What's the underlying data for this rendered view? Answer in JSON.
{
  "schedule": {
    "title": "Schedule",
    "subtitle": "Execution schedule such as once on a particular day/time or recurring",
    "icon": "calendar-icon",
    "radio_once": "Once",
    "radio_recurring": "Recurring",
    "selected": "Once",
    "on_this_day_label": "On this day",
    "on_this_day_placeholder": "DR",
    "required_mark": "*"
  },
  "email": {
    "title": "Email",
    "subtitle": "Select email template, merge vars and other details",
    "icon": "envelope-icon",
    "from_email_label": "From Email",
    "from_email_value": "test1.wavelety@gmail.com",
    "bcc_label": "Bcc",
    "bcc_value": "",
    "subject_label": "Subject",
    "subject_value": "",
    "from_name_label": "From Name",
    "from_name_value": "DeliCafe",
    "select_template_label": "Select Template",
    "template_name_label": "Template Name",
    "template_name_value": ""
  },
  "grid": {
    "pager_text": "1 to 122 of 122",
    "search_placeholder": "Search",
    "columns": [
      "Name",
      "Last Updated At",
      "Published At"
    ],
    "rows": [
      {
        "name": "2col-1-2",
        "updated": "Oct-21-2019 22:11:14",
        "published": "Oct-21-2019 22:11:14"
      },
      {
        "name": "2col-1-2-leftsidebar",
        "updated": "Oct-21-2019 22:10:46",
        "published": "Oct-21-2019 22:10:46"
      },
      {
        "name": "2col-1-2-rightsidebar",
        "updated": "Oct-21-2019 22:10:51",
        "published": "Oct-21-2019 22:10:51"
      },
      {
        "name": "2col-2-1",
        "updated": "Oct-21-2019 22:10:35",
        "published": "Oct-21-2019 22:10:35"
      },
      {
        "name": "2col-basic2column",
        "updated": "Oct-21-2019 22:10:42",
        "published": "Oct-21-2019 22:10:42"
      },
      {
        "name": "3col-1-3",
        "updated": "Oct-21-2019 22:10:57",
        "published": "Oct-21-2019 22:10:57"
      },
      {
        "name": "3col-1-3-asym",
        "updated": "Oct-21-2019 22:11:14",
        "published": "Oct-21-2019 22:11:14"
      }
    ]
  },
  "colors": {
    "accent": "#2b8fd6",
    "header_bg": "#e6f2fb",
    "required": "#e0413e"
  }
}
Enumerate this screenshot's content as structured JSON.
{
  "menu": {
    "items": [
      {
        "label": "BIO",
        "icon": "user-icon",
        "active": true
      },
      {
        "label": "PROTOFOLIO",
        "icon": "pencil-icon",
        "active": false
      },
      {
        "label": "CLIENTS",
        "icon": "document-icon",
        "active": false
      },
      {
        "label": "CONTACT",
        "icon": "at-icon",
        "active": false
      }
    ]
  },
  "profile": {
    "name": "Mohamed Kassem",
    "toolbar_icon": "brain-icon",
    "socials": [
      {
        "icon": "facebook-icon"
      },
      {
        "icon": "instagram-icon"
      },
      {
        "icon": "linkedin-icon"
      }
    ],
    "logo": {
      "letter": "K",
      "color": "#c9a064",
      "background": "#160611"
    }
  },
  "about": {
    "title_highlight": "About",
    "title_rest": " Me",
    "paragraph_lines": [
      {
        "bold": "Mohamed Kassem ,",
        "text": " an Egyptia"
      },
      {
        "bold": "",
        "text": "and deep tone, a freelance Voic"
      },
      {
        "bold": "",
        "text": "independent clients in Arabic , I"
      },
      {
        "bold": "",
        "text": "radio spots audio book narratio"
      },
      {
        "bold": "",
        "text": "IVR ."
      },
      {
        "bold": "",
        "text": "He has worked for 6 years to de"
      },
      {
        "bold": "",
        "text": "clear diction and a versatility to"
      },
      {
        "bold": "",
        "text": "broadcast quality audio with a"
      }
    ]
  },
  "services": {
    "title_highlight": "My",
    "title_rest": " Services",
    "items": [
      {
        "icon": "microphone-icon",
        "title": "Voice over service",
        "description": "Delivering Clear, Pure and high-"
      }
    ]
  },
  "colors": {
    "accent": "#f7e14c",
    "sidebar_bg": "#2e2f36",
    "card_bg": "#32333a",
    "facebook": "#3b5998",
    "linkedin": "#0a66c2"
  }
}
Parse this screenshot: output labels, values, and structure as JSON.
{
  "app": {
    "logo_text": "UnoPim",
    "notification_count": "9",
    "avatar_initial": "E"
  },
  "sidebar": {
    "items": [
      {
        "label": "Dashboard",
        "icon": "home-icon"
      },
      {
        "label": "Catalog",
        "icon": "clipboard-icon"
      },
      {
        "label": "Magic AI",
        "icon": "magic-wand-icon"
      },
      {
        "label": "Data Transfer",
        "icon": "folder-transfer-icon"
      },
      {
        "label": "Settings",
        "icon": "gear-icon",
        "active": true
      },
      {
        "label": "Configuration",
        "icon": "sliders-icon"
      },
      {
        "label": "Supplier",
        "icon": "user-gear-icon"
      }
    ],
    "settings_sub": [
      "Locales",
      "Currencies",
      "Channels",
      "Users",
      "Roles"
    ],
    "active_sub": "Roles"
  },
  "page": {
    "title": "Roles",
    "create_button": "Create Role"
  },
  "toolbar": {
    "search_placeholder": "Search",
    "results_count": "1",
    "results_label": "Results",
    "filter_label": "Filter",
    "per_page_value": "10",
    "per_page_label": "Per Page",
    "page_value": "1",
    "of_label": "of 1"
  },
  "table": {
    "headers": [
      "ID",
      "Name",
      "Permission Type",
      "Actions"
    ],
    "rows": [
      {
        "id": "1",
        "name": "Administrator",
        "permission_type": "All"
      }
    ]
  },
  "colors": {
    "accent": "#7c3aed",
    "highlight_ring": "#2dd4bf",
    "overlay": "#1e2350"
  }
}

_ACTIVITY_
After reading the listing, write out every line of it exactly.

_SOLUTION FOR THIS TASK_
What's the underlying data for this rendered view? Answer in JSON.
{
  "schedule": {
    "title": "Schedule",
    "subtitle": "Execution schedule such as once on a particular day/time or recurring",
    "icon": "calendar-icon",
    "radio_once": "Once",
    "radio_recurring": "Recurring",
    "selected": "Once",
    "on_this_day_label": "On this day",
    "on_this_day_placeholder": "DR",
    "required_mark": "*"
  },
  "email": {
    "title": "Email",
    "subtitle": "Select email template, merge vars and other details",
    "icon": "envelope-icon",
    "from_email_label": "From Email",
    "from_email_value": "test1.wavelety@gmail.com",
    "bcc_label": "Bcc",
    "bcc_value": "",
    "subject_label": "Subject",
    "subject_value": "",
    "from_name_label": "From Name",
    "from_name_value": "DeliCafe",
    "select_template_label": "Select Template",
    "template_name_label": "Template Name",
    "template_name_value": ""
  },
  "grid": {
    "pager_text": "1 to 122 of 122",
    "search_placeholder": "Search",
    "columns": [
      "Name",
      "Last Updated At",
      "Published At"
    ],
    "rows": [
      {
        "name": "2col-1-2",
        "updated": "Oct-21-2019 22:11:14",
        "published": "Oct-21-2019 22:11:14"
      },
      {
        "name": "2col-1-2-leftsidebar",
        "updated": "Oct-21-2019 22:10:46",
        "published": "Oct-21-2019 22:10:46"
      },
      {
        "name": "2col-1-2-rightsidebar",
        "updated": "Oct-21-2019 22:10:51",
        "published": "Oct-21-2019 22:10:51"
      },
      {
        "name": "2col-2-1",
        "updated": "Oct-21-2019 22:10:35",
        "published": "Oct-21-2019 22:10:35"
      },
      {
        "name": "2col-basic2column",
        "updated": "Oct-21-2019 22:10:42",
        "published": "Oct-21-2019 22:10:42"
      },
      {
        "name": "3col-1-3",
        "updated": "Oct-21-2019 22:10:57",
        "published": "Oct-21-2019 22:10:57"
      },
      {
        "name": "3col-1-3-asym",
        "updated": "Oct-21-2019 22:11:14",
        "published": "Oct-21-2019 22:11:14"
      }
    ]
  },
  "colors": {
    "accent": "#2b8fd6",
    "header_bg": "#e6f2fb",
    "required": "#e0413e"
  }
}
Enumerate this screenshot's content as structured JSON.
{
  "menu": {
    "items": [
      {
        "label": "BIO",
        "icon": "user-icon",
        "active": true
      },
      {
        "label": "PROTOFOLIO",
        "icon": "pencil-icon",
        "active": false
      },
      {
        "label": "CLIENTS",
        "icon": "document-icon",
        "active": false
      },
      {
        "label": "CONTACT",
        "icon": "at-icon",
        "active": false
      }
    ]
  },
  "profile": {
    "name": "Mohamed Kassem",
    "toolbar_icon": "brain-icon",
    "socials": [
      {
        "icon": "facebook-icon"
      },
      {
        "icon": "instagram-icon"
      },
      {
        "icon": "linkedin-icon"
      }
    ],
    "logo": {
      "letter": "K",
      "color": "#c9a064",
      "background": "#160611"
    }
  },
  "about": {
    "title_highlight": "About",
    "title_rest": " Me",
    "paragraph_lines": [
      {
        "bold": "Mohamed Kassem ,",
        "text": " an Egyptia"
      },
      {
        "bold": "",
        "text": "and deep tone, a freelance Voic"
      },
      {
        "bold": "",
        "text": "independent clients in Arabic , I"
      },
      {
        "bold": "",
        "text": "radio spots audio book narratio"
      },
      {
        "bold": "",
        "text": "IVR ."
      },
      {
        "bold": "",
        "text": "He has worked for 6 years to de"
      },
      {
        "bold": "",
        "text": "clear diction and a versatility to"
      },
      {
        "bold": "",
        "text": "broadcast quality audio with a"
      }
    ]
  },
  "services": {
    "title_highlight": "My",
    "title_rest": " Services",
    "items": [
      {
        "icon": "microphone-icon",
        "title": "Voice over service",
        "description": "Delivering Clear, Pure and high-"
      }
    ]
  },
  "colors": {
    "accent": "#f7e14c",
    "sidebar_bg": "#2e2f36",
    "card_bg": "#32333a",
    "facebook": "#3b5998",
    "linkedin": "#0a66c2"
  }
}
Parse this screenshot: output labels, values, and structure as JSON.
{
  "app": {
    "logo_text": "UnoPim",
    "notification_count": "9",
    "avatar_initial": "E"
  },
  "sidebar": {
    "items": [
      {
        "label": "Dashboard",
        "icon": "home-icon"
      },
      {
        "label": "Catalog",
        "icon": "clipboard-icon"
      },
      {
        "label": "Magic AI",
        "icon": "magic-wand-icon"
      },
      {
        "label": "Data Transfer",
        "icon": "folder-transfer-icon"
      },
      {
        "label": "Settings",
        "icon": "gear-icon",
        "active": true
      },
      {
        "label": "Configuration",
        "icon": "sliders-icon"
      },
      {
        "label": "Supplier",
        "icon": "user-gear-icon"
      }
    ],
    "settings_sub": [
      "Locales",
      "Currencies",
      "Channels",
      "Users",
      "Roles"
    ],
    "active_sub": "Roles"
  },
  "page": {
    "title": "Roles",
    "create_button": "Create Role"
  },
  "toolbar": {
    "search_placeholder": "Search",
    "results_count": "1",
    "results_label": "Results",
    "filter_label": "Filter",
    "per_page_value": "10",
    "per_page_label": "Per Page",
    "page_value": "1",
    "of_label": "of 1"
  },
  "table": {
    "headers": [
      "ID",
      "Name",
      "Permission Type",
      "Actions"
    ],
    "rows": [
      {
        "id": "1",
        "name": "Administrator",
        "permission_type": "All"
      }
    ]
  },
  "colors": {
    "accent": "#7c3aed",
    "highlight_ring": "#2dd4bf",
    "overlay": "#1e2350"
  }
}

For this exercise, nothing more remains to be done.